Deciphering Notch signalling dynamics in vivo
Prof Sarah Bray
University of Cambridge
Cells need to communicate with each other to make and organise tissues and correctly decipher the information they receive. Mistakes are at the root of many inherited diseases and cancers. We will focus on the Notch pathway, which provides key information during tissue development and maintenance.
The Notch activity pathway turns genes on. We will investigate how this occurs in developing animals. We will use fly embryos as a model to visualise events in real time, directly measuring gene activities in cells and their response.

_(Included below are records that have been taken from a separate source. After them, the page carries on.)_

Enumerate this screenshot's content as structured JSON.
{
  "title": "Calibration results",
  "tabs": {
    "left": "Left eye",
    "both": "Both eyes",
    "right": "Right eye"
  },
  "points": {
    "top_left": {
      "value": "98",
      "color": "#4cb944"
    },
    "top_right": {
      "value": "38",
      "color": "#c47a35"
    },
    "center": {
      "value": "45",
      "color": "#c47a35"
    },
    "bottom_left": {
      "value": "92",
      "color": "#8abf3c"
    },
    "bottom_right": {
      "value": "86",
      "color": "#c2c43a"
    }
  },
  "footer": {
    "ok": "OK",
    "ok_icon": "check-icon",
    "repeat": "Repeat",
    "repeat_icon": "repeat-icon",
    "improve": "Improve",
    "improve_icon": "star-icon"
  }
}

We will then examine the effects when we disturb different steps to learn how cells accurately perceive Notch signals to make appropriate decisions.
Manipulating Notch signals in a controlled way will offer strategies for regulating stem cells or for treating diseases driven by incorrect Notch signalling.